%%
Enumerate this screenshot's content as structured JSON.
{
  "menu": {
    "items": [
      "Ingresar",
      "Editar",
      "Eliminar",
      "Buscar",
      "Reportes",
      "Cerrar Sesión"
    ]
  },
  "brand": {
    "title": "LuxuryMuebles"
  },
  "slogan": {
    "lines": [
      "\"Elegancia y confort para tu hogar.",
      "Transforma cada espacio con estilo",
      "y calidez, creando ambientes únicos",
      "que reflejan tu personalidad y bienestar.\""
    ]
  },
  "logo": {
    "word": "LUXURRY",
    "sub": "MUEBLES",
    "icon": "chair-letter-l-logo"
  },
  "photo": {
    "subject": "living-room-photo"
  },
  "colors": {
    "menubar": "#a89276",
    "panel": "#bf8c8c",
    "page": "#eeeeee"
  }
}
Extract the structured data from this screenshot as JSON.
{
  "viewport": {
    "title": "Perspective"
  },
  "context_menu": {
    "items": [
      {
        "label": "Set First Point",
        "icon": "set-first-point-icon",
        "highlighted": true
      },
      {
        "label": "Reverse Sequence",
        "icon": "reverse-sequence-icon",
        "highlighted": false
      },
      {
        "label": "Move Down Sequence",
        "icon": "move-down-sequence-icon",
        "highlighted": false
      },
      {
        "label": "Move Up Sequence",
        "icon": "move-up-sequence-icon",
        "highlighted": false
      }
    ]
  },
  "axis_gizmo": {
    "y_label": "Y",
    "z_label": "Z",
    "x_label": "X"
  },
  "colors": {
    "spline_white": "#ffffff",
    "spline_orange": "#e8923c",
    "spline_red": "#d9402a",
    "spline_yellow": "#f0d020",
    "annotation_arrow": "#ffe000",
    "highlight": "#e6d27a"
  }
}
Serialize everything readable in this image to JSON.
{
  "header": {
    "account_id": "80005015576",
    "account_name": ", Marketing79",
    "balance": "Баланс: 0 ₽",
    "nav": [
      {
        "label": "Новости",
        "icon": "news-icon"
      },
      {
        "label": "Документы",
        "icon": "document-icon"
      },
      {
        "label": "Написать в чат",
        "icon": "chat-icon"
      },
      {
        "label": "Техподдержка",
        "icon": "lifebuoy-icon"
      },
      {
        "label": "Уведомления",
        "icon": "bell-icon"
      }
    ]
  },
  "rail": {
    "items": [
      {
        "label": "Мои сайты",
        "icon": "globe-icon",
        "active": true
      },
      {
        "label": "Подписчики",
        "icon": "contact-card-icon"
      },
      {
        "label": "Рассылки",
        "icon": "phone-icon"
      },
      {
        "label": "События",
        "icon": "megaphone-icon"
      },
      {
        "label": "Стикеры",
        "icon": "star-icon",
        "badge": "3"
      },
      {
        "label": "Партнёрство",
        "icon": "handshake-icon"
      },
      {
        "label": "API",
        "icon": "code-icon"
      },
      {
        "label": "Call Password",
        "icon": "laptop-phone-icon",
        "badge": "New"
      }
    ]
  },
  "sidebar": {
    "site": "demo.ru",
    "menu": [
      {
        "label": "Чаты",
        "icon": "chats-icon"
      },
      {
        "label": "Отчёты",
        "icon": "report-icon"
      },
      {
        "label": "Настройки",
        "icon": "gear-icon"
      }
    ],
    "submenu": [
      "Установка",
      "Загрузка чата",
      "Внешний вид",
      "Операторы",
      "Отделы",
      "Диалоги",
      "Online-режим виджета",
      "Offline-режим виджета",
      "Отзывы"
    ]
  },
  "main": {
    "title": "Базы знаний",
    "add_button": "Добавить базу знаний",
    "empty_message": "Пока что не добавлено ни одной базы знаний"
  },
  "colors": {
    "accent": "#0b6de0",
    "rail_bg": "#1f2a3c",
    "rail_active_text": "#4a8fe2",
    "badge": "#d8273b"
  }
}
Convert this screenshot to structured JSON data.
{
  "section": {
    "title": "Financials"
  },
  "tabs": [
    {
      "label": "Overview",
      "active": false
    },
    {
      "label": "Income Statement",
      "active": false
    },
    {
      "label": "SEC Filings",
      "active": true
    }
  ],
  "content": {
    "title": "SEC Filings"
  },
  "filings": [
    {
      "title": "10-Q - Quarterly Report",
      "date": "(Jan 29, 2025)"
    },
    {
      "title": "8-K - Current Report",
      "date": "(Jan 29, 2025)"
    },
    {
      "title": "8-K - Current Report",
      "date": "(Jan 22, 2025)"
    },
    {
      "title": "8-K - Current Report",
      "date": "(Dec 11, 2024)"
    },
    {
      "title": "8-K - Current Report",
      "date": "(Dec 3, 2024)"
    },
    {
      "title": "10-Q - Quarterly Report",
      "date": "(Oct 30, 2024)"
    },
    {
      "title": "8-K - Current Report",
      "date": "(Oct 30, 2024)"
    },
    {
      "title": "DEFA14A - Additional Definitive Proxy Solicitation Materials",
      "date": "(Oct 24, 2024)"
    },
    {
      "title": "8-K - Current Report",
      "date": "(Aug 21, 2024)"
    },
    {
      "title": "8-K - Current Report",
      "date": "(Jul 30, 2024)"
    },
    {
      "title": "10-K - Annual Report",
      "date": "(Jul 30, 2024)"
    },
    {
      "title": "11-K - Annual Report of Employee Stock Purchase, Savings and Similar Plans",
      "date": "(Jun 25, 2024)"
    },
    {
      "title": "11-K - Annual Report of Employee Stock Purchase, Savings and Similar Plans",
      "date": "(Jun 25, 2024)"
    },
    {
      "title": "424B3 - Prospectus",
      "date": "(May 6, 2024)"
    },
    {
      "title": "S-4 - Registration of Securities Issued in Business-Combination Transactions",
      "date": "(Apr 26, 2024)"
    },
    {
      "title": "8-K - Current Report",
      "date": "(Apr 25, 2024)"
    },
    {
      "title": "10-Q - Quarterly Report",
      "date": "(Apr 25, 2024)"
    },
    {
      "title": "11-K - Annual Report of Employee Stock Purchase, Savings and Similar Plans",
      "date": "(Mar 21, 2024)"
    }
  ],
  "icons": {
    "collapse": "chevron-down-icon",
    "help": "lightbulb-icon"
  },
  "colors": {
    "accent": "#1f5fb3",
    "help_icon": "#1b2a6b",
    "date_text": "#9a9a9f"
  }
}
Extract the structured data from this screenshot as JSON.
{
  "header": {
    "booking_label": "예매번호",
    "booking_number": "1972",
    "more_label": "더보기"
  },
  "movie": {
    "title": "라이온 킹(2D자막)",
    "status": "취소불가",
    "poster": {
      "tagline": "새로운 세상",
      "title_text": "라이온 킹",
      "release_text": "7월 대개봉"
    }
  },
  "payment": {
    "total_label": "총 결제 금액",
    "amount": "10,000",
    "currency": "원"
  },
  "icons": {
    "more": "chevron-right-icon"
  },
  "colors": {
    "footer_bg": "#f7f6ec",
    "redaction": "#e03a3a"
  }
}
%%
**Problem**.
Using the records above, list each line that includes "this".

**Answer box**.
Enumerate this screenshot's content as structured JSON.
Extract the structured data from this screenshot as JSON.
Serialize everything readable in this image to JSON.
Convert this screenshot to structured JSON data.
Extract the structured data from this screenshot as JSON.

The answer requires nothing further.